The city of Carthage plans to replace the roofs on more than 30 city-owned buildings, and officials granted permits for work on 300 roofs in July alone. By contrast, only 25 roofing permits were issued during July 2016.
Insurance agencies in the area have hired extra insurance adjusters to process additional claims.
“It’s unlike anything we’ve ever seen,” said Ezra Cook, an agent for Farmers Insurance in Carthage, of the storm damage.
American Family Insurance, which holds about one-eighth of the Southwest Missouri market for all types of insurance, has already processed over 2,000 claims for the hail storm alone, many of them in Carthage. The damage to homes, cars and businesses insured by the company amounted to at least $2 million, according to insurance agent Bob Brown, who estimates that the total damage to the area will be eight times that.
Payments have already been made in most cases, said Brown, who works at the American Family branch in Carthage.
But many home and vehicle owners are still waiting for repairs as local roofers and body shops dig out from beneath the caseload.
“There’s just too much for the contractors and body shops to handle,” Brown said. “Everyone is working feverishly, but they’re booked out until December.”
Even with several crews patching up to six roofs per week, one Carthage contractor said he expects to continue working on hail damage in the area through the end of the year.
“The only thing I’ve seen like this storm, in terms of the workload, is the Joplin tornado,” said Allan Welch, owner of Honest Help Contracting and Remodeling, Inc.
“Jiminy Christmas.
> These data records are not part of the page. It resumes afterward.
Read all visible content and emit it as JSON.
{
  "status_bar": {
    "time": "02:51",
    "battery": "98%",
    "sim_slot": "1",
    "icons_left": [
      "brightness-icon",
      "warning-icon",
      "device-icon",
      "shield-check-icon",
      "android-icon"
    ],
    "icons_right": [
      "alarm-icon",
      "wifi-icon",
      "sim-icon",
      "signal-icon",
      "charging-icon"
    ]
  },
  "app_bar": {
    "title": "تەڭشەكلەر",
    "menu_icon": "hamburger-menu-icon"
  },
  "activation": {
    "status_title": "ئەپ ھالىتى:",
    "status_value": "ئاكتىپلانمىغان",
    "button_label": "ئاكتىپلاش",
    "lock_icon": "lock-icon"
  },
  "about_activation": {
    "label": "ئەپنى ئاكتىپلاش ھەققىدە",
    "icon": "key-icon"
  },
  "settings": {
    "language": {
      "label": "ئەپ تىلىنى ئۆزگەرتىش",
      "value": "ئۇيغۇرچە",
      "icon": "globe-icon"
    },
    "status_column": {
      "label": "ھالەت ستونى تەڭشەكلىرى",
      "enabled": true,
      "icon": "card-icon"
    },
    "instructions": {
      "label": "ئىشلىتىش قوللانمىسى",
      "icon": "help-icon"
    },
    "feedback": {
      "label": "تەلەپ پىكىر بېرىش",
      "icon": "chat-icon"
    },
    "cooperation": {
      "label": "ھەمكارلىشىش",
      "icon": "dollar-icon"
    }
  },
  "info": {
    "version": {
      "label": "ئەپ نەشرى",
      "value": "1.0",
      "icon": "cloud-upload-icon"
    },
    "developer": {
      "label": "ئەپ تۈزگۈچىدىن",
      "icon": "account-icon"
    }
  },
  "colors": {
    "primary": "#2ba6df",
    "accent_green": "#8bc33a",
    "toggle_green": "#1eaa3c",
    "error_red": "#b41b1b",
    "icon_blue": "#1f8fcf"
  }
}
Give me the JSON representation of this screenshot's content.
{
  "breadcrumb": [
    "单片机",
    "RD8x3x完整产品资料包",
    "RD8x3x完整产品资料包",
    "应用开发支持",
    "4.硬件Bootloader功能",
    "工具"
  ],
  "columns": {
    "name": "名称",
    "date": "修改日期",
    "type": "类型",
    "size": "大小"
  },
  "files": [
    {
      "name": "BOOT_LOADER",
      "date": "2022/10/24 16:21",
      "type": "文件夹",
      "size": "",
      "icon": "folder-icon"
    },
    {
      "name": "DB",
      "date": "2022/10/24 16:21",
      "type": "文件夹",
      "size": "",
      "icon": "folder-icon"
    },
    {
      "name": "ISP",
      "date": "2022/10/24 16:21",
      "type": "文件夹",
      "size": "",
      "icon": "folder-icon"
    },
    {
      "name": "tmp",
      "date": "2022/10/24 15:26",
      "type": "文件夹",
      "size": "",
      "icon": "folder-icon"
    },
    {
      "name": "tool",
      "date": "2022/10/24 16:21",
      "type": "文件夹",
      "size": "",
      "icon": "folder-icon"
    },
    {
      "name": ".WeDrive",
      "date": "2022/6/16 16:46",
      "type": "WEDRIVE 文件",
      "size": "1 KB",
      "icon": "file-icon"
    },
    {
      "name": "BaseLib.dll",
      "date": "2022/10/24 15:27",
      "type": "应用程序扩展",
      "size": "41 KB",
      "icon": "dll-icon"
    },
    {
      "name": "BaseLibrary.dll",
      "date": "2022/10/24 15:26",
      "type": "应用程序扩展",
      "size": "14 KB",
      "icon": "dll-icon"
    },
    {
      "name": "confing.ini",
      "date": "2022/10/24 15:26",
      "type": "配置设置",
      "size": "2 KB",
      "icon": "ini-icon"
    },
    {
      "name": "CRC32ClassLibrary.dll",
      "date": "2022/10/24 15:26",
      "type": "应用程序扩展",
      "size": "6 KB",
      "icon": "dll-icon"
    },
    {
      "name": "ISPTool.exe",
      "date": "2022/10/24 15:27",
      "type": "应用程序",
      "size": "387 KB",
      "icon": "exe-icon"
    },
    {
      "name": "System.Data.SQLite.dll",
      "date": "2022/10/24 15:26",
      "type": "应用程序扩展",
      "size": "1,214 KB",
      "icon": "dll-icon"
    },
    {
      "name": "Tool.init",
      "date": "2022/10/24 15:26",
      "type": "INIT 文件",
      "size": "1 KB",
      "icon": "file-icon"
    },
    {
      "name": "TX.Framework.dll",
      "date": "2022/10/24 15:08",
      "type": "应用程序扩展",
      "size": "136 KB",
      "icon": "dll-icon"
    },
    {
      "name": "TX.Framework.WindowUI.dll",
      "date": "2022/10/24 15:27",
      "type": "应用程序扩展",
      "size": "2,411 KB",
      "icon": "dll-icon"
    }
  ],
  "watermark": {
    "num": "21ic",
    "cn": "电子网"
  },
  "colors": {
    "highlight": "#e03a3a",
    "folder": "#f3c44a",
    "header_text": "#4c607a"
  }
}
Usually I’m (scheduled) two to three weeks out, but now I’m two to three months out," said Wes Probert, owner of Probert Auto Body in Carthage. “I had to hire two more people.”
While the storm may provide a boost to local contractors, it will cut into into the bottom lines of national businesses still smarting from hail-related losses in 2016. Large insurance companies and auto dealers were hurt by higher-than-average hail damage last year, especially in Texas. Roughly $3.5 billion in hail damage was reported, up from an annual average of $1 billion.
For Missouri and neighboring states, this has been a particularly bad year for hail damage. Apart from Texas — which regularly faces the worst hail damage in the nation — Kansas, Oklahoma and Missouri have seen more reports of hail than any other states.
Rachel Stump, of the 1000 block of West Chestnut Street, said 2.5-inch hailstones damaged her roof and car. Her fiancee, hoping to save money, plans to use their insurance check to fix the roof himself, but Stump took her car to the shop for $8,500 in repairs to the windshield, mirrors and body.
“It was in the shop for three weeks, that’s how backed up they were,” she said.